Exercise.
If a line in the data holds the string "流控分流", list it.

Dataset records
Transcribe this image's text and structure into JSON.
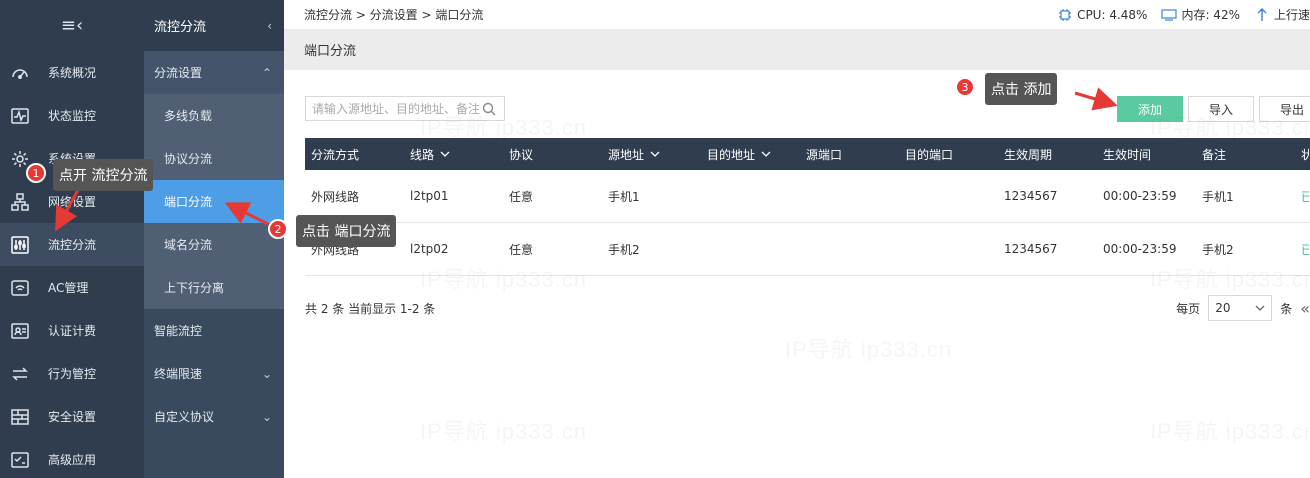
{
  "sidebar": {
    "collapse_icon": "≡‹",
    "items": [
      {
        "label": "系统概况",
        "icon": "gauge-icon"
      },
      {
        "label": "状态监控",
        "icon": "pulse-icon"
      },
      {
        "label": "系统设置",
        "icon": "gear-icon"
      },
      {
        "label": "网络设置",
        "icon": "network-icon"
      },
      {
        "label": "流控分流",
        "icon": "sliders-icon",
        "active": true
      },
      {
        "label": "AC管理",
        "icon": "wifi-icon"
      },
      {
        "label": "认证计费",
        "icon": "id-card-icon"
      },
      {
        "label": "行为管控",
        "icon": "swap-icon"
      },
      {
        "label": "安全设置",
        "icon": "firewall-icon"
      },
      {
        "label": "高级应用",
        "icon": "checklist-icon"
      }
    ]
  },
  "submenu": {
    "title": "流控分流",
    "group": "分流设置",
    "subitems": [
      "多线负载",
      "协议分流",
      "端口分流",
      "域名分流",
      "上下行分离"
    ],
    "items": [
      "智能流控",
      "终端限速",
      "自定义协议"
    ]
  },
  "topbar": {
    "breadcrumb": "流控分流 > 分流设置 > 端口分流",
    "cpu": "CPU: 4.48%",
    "memory": "内存: 42%",
    "upload": "上行速"
  },
  "page": {
    "title": "端口分流"
  },
  "toolbar": {
    "search_placeholder": "请输入源地址、目的地址、备注",
    "add": "添加",
    "import": "导入",
    "export": "导出"
  },
  "table": {
    "headers": [
      "分流方式",
      "线路",
      "协议",
      "源地址",
      "目的地址",
      "源端口",
      "目的端口",
      "生效周期",
      "生效时间",
      "备注",
      "状"
    ],
    "rows": [
      [
        "外网线路",
        "l2tp01",
        "任意",
        "手机1",
        "",
        "",
        "",
        "1234567",
        "00:00-23:59",
        "手机1",
        "已"
      ],
      [
        "外网线路",
        "l2tp02",
        "任意",
        "手机2",
        "",
        "",
        "",
        "1234567",
        "00:00-23:59",
        "手机2",
        "已"
      ]
    ]
  },
  "footer": {
    "summary": "共 2 条 当前显示 1-2 条",
    "per_page_label": "每页",
    "per_page_value": "20",
    "unit": "条"
  },
  "annotations": {
    "step1": {
      "num": "1",
      "text": "点开 流控分流"
    },
    "step2": {
      "num": "2",
      "text": "点击 端口分流"
    },
    "step3": {
      "num": "3",
      "text": "点击 添加"
    }
  },
  "watermark": "IP导航  ip333.cn",
  "colors": {
    "sidebar": "#2f3d4f",
    "submenu": "#3a4a5e",
    "active_sub": "#4d9ee6",
    "add_button": "#5ccaa0",
    "annotation_red": "#e53935"
  }
}
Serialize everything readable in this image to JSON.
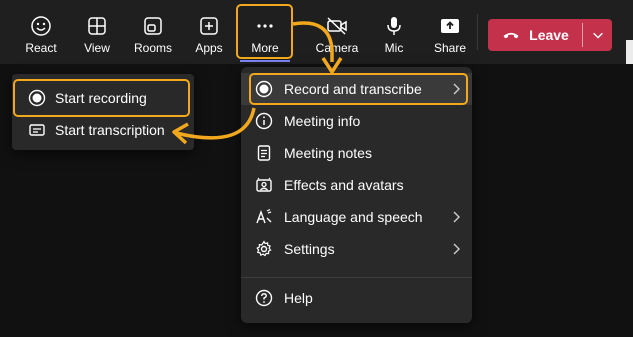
{
  "toolbar": {
    "react": {
      "label": "React",
      "icon": "smiley-icon"
    },
    "view": {
      "label": "View",
      "icon": "grid-icon"
    },
    "rooms": {
      "label": "Rooms",
      "icon": "rooms-icon"
    },
    "apps": {
      "label": "Apps",
      "icon": "add-app-icon"
    },
    "more": {
      "label": "More",
      "icon": "ellipsis-icon"
    },
    "camera": {
      "label": "Camera",
      "icon": "camera-off-icon"
    },
    "mic": {
      "label": "Mic",
      "icon": "microphone-icon"
    },
    "share": {
      "label": "Share",
      "icon": "share-screen-icon"
    },
    "leave": {
      "label": "Leave",
      "icon": "hang-up-icon"
    }
  },
  "menu": {
    "items": [
      {
        "label": "Record and transcribe",
        "icon": "record-icon",
        "has_submenu": true
      },
      {
        "label": "Meeting info",
        "icon": "info-icon",
        "has_submenu": false
      },
      {
        "label": "Meeting notes",
        "icon": "notes-icon",
        "has_submenu": false
      },
      {
        "label": "Effects and avatars",
        "icon": "effects-icon",
        "has_submenu": false
      },
      {
        "label": "Language and speech",
        "icon": "language-icon",
        "has_submenu": true
      },
      {
        "label": "Settings",
        "icon": "gear-icon",
        "has_submenu": true
      },
      {
        "label": "Help",
        "icon": "help-icon",
        "has_submenu": false
      }
    ]
  },
  "submenu": {
    "items": [
      {
        "label": "Start recording",
        "icon": "record-icon"
      },
      {
        "label": "Start transcription",
        "icon": "transcript-icon"
      }
    ]
  },
  "colors": {
    "toolbar_bg": "#1f1f1f",
    "menu_bg": "#292929",
    "leave_red": "#c4314b",
    "highlight_orange": "#f2a81d",
    "accent": "#7f85f5"
  }
}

Final answer.
        "label": "流控分流",
    "title": "流控分流",
    "breadcrumb": "流控分流 > 分流设置 > 端口分流",
      "text": "点开 流控分流"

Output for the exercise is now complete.